A complete answer includes every line below with the word "legend".
=-=-=-=-=
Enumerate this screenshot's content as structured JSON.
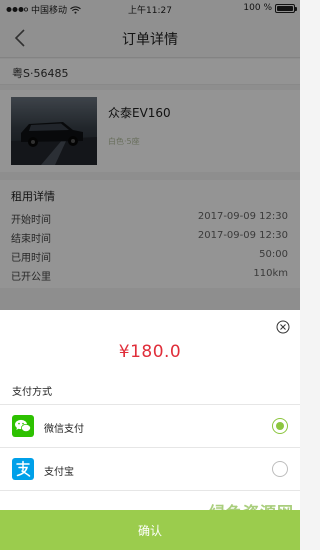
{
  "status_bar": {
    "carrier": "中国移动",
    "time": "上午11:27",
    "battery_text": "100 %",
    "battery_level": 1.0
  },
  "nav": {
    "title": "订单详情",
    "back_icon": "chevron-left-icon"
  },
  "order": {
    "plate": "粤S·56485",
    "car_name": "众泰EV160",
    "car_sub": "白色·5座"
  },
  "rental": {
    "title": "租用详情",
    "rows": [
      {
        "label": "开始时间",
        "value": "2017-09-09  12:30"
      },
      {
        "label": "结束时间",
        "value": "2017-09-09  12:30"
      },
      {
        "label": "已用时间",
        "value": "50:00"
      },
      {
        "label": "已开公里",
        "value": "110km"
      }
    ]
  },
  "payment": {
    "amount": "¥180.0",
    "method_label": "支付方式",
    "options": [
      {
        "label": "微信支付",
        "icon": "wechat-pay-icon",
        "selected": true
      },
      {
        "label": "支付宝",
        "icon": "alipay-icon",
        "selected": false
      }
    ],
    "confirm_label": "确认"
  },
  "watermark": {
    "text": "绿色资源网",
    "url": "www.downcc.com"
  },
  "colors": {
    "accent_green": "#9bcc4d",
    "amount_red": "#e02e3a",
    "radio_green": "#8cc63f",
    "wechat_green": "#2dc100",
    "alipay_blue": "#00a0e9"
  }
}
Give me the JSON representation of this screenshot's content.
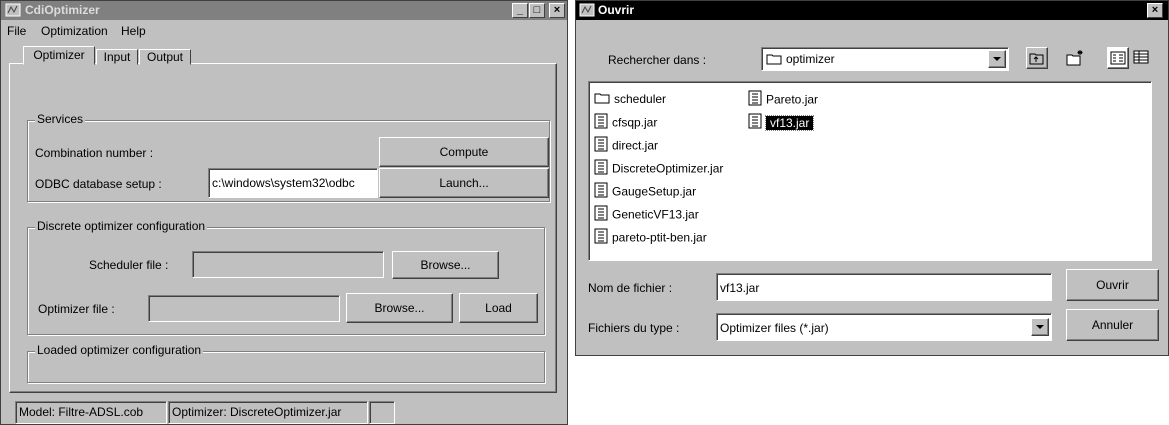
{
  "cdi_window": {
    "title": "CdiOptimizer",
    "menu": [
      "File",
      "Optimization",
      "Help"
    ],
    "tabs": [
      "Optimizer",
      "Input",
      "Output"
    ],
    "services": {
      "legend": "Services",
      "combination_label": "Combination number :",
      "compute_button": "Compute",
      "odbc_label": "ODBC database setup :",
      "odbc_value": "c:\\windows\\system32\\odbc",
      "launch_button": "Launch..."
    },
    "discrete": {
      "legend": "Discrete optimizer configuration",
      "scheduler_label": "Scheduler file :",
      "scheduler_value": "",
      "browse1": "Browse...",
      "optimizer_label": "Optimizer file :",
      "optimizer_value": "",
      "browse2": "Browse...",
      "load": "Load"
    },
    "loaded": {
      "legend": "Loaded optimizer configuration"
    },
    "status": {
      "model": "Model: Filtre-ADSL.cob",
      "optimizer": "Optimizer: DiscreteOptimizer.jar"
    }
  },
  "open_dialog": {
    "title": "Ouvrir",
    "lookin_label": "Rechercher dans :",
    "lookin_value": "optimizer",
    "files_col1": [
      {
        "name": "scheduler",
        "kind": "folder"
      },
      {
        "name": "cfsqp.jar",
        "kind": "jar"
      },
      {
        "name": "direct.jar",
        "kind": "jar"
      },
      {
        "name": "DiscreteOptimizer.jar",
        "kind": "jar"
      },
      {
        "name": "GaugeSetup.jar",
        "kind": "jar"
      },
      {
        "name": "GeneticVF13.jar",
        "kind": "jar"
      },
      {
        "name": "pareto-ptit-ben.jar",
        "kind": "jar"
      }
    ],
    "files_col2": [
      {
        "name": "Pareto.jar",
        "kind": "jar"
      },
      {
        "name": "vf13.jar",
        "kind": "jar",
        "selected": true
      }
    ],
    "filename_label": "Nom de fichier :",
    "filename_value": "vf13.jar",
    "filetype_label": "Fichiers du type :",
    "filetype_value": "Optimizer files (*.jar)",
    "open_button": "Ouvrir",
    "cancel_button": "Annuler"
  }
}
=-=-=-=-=
WRITTEN RESPONSE:
      "legend": "Services",
      "legend": "Discrete optimizer configuration",
      "legend": "Loaded optimizer configuration"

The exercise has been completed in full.